= What you have to do =
Gather each line of the entries below that includes "category".

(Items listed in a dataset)

#####

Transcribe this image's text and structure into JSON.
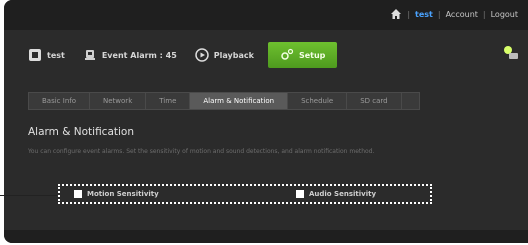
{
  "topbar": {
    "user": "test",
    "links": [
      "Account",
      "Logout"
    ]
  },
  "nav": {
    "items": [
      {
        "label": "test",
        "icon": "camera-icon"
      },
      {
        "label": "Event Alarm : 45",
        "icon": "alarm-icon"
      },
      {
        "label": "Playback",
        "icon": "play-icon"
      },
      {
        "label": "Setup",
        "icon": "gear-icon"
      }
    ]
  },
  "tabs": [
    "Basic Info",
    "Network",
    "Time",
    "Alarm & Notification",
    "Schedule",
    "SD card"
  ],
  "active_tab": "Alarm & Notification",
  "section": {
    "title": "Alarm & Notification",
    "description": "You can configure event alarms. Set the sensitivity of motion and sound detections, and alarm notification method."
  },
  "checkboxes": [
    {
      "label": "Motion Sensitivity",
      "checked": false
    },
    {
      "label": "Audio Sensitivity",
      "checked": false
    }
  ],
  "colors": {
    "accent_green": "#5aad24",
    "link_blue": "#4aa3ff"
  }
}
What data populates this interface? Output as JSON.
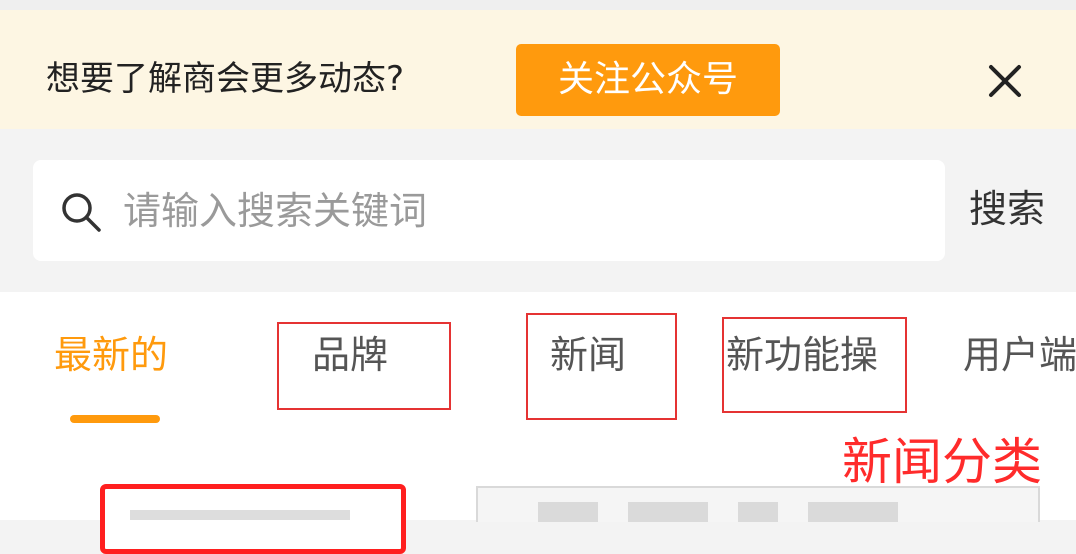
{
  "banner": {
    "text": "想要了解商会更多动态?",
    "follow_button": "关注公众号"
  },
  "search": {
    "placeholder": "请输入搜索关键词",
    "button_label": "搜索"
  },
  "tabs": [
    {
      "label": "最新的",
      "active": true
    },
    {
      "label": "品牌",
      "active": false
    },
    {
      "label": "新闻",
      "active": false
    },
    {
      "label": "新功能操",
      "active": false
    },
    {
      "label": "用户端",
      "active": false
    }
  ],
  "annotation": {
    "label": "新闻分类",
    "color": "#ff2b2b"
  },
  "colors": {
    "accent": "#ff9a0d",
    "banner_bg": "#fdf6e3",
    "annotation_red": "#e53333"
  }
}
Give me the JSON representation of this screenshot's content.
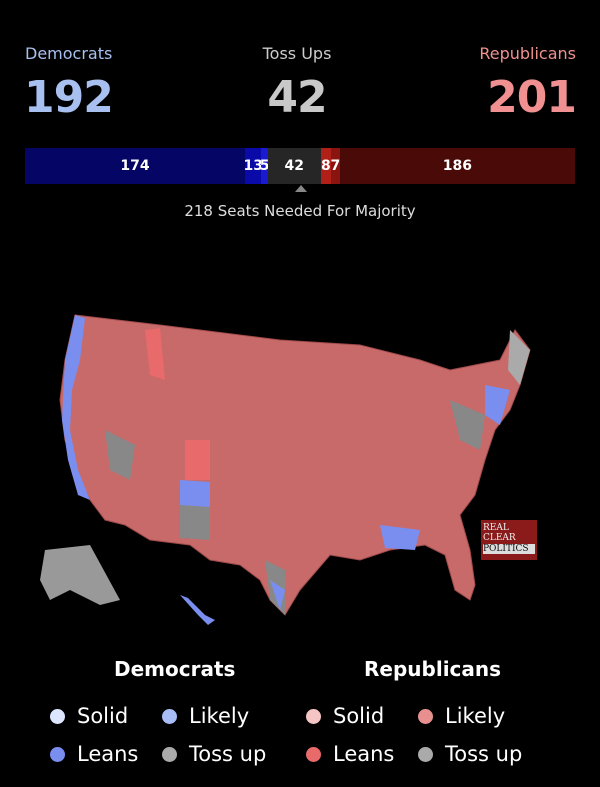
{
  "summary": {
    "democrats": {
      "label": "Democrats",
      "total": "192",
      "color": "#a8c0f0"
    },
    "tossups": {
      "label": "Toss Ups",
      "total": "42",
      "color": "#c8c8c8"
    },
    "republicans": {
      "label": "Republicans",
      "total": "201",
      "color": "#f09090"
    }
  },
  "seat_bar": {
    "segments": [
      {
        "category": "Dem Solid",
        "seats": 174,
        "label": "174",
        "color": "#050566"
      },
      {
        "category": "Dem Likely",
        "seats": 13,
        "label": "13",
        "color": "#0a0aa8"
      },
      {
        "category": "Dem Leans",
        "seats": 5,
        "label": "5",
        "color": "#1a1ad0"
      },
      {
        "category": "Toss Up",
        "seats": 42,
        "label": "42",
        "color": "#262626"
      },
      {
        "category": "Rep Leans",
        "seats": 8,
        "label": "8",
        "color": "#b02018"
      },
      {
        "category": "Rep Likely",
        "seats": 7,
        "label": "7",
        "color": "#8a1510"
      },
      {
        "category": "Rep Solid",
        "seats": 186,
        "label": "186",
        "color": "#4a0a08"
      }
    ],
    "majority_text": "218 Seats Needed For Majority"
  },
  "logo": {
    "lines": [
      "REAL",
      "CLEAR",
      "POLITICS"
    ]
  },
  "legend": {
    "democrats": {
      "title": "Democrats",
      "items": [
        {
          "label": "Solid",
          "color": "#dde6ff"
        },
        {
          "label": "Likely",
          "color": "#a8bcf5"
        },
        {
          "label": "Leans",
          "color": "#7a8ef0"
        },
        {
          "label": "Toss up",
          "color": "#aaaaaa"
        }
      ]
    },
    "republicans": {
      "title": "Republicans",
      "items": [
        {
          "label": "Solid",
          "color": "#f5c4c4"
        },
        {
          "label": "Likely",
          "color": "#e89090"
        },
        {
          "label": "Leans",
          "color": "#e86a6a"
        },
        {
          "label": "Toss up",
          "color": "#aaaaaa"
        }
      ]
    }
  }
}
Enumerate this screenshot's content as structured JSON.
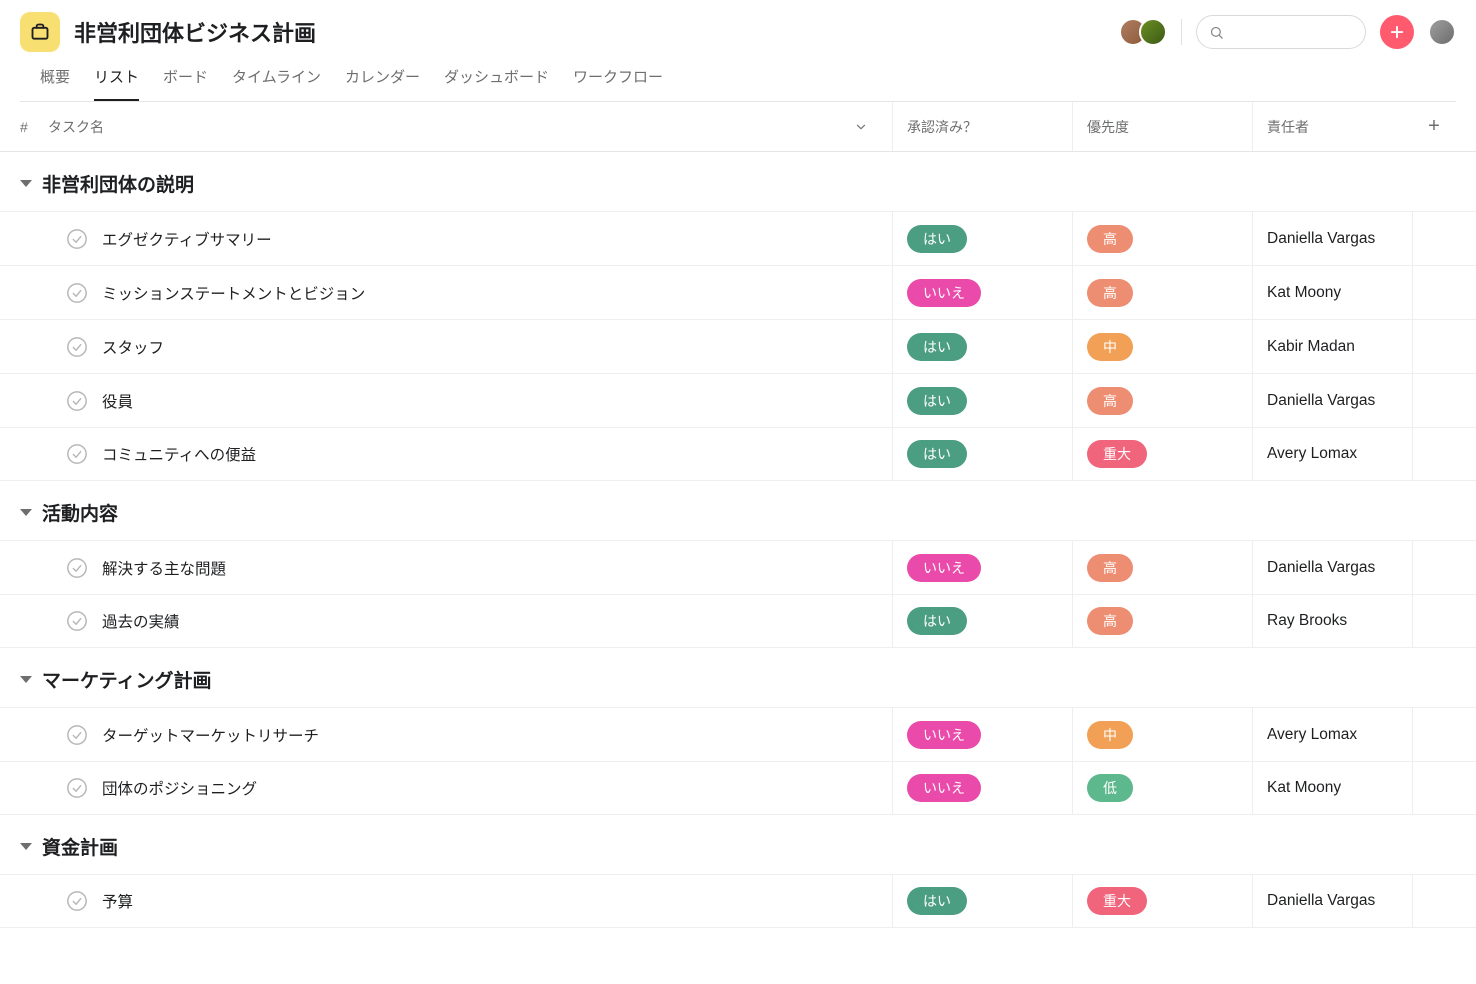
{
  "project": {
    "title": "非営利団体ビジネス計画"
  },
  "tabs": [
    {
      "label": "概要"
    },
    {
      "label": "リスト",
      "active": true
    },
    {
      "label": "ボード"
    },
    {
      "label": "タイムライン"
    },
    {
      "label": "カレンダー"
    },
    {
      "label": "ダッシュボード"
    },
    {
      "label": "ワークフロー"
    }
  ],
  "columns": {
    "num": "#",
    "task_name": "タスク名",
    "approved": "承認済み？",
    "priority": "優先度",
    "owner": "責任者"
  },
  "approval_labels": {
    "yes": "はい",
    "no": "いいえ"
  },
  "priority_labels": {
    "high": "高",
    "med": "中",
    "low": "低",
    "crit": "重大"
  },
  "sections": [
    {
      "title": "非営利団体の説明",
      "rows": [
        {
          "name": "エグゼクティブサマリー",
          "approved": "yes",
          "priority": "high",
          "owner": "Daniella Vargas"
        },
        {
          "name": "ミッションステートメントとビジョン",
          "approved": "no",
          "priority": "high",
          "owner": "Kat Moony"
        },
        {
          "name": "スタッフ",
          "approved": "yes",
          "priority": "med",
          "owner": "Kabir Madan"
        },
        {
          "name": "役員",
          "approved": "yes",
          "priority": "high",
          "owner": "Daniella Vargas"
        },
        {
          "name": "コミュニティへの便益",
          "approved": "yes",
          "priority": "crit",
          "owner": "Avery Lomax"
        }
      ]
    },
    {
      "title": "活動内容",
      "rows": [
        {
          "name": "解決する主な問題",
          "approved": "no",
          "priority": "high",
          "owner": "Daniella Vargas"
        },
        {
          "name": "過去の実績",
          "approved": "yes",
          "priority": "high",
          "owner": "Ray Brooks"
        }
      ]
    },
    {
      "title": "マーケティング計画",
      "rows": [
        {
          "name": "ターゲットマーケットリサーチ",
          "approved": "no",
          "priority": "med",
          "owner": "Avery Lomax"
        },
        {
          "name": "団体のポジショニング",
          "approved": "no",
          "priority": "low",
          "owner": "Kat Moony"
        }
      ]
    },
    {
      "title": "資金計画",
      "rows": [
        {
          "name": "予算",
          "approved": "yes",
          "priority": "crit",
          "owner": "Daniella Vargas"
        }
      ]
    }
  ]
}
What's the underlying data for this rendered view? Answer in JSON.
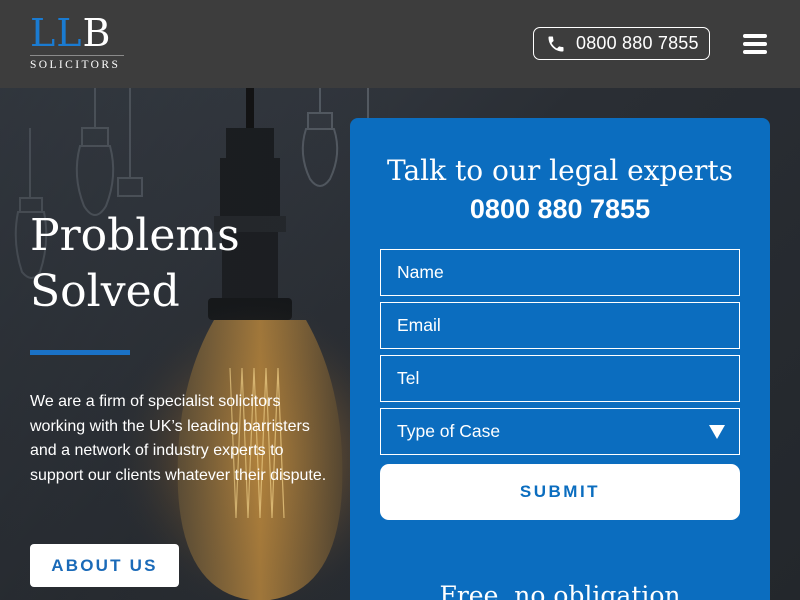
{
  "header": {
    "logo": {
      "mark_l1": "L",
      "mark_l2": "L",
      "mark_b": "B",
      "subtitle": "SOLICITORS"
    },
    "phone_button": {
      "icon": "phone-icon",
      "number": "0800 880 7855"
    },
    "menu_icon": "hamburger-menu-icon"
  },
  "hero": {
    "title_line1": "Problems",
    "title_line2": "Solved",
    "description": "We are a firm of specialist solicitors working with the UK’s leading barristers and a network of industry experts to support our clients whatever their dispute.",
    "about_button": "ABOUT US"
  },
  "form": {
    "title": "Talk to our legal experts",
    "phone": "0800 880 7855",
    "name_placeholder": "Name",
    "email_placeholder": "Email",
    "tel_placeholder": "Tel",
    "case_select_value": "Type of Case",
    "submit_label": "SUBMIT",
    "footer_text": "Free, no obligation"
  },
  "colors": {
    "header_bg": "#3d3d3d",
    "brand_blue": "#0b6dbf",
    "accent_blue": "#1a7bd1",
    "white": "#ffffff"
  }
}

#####

= Result for this task =
        "category": "Dem Solid",
        "category": "Dem Likely",
        "category": "Dem Leans",
        "category": "Toss Up",
        "category": "Rep Leans",
        "category": "Rep Likely",
        "category": "Rep Solid",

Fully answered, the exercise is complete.